3 Major Red Flags That a Person Needs Treatment

The nature of addiction leads to denial. Most addicts cannot admit they are addicted to the point of needing treatment. They need friends or family members to point them towards the need for treatment. In many cases, the addict ends up in the hospital or courtroom before they finally submit to treatment. Here are signs to watch for if you suspect someone you know is struggling with addiction:

  • Driving while intoxicated. If your loved one is driving while under the influence, this is a major red flag. With certain substances, a person feels invincible and does not even realize they should not be driving. The danger of driving while under the influence is so high that this requires immediate intervention.
  • They are lying about drug use. When you see your loved one drink five beers in a row, and then they told you they only had one, this is a red flag. People who enjoy drinks on a social or somewhat regular basis do not feel the need to lie about it. Lying about drug use is a sign that subconsciously, the user knows they are overdoing it.
  • Legal troubles. Tickets for DUIs, stealing, domestic assault, and public intoxication are all major red flags that treatment is necessary. Sometimes a judge will even order inpatient treatment when the addict has had several run-ins with the law.

Other signs a person needs treatment include dropping out of school, losing their job, withdrawing socially and exhibiting symptoms of anxiety or depression. Finding drug paraphernalia is, of course, proof that someone is using, but with some drugs, there is little to see. Don’t depend on finding tangible evidence if you suspect your loved one needs help. Try to talk to them first, but if they don’t listen, you may need to enlist others to help you.

Do You Need Inpatient or Outpatient Treatment?

Outpatient treatment means that you stay home while completing your treatment. Inpatient treatment means you stay in a rehab center while recovering from your addiction. Many addicts try outpatient treatment first. Here are four signs you may need inpatient treatment instead:

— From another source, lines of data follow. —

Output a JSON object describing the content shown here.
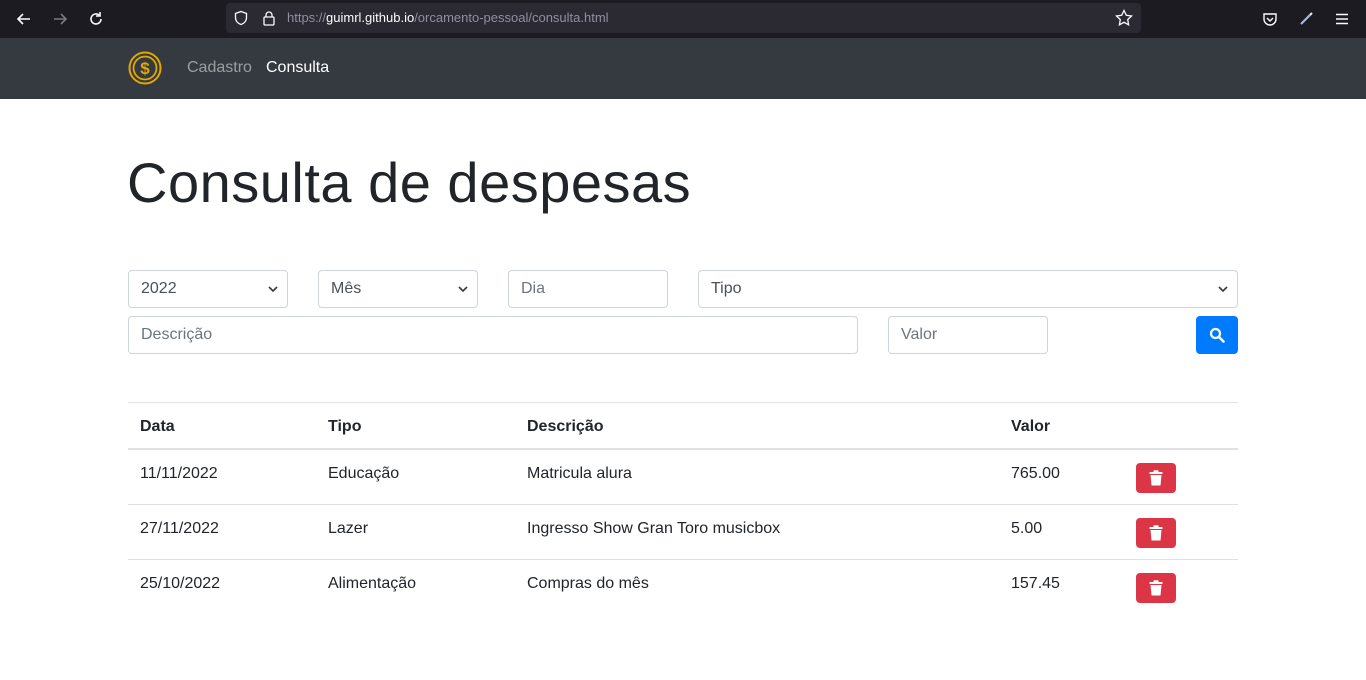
{
  "browser": {
    "url_prefix": "https://",
    "url_host": "guimrl.github.io",
    "url_path": "/orcamento-pessoal/consulta.html"
  },
  "navbar": {
    "links": [
      {
        "label": "Cadastro"
      },
      {
        "label": "Consulta"
      }
    ]
  },
  "page": {
    "title": "Consulta de despesas"
  },
  "filters": {
    "ano": "2022",
    "mes_placeholder": "Mês",
    "dia_placeholder": "Dia",
    "tipo_placeholder": "Tipo",
    "descricao_placeholder": "Descrição",
    "valor_placeholder": "Valor"
  },
  "table": {
    "headers": [
      "Data",
      "Tipo",
      "Descrição",
      "Valor"
    ],
    "rows": [
      {
        "data": "11/11/2022",
        "tipo": "Educação",
        "descricao": "Matricula alura",
        "valor": "765.00"
      },
      {
        "data": "27/11/2022",
        "tipo": "Lazer",
        "descricao": "Ingresso Show Gran Toro musicbox",
        "valor": "5.00"
      },
      {
        "data": "25/10/2022",
        "tipo": "Alimentação",
        "descricao": "Compras do mês",
        "valor": "157.45"
      }
    ]
  },
  "colors": {
    "navbar": "#343a40",
    "primary": "#007bff",
    "danger": "#dc3545",
    "logo": "#e0a800"
  }
}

  • You can’t quit using it. If you can’t stay sober no matter how hard you try, you need inpatient treatment. It’s more comfortable to stay at home and continue going to work or school. However, addiction is often steeped in the habit. When you are in your familiar routine, habits are hard to break. To make that final break, you may need inpatient treatment.
  • Continual treatment with no improvement. If you have tried outpatient treatment many times without success, it’s time to seek inpatient treatment. Many addicts have reported that they could not entirely beat their addiction until they entered inpatient treatment. It is a more intense treatment and provides a way out for addicts who just can’t quit using.
  • You have a mental illness. An addiction can cause mental illness, but mental illness can also cause addiction. Depression, anxiety, and other behavioral health illnesses are familiar with addiction. When an addict also has a mental illness, it is referred to as a dual diagnosis. To effectively treat both the addiction and the mental illness, you need the great help offered by an inpatient program.
  • Your home environment is not supportive. Without proper support at home, outpatient treatment has little chance of working. The people you live with have to be okay with ridding the house of any temptations. If you go home from your AA meeting to a house filled with people drinking, the chance of giving in and drinking with them is high. In these situations, inpatient treatment is a must.

Get Help Today

Agents from Anthem Blue Cross Blue Shield of Ohio can answer any questions you have about what costs are covered. Give them a call today to get on the road to recovery.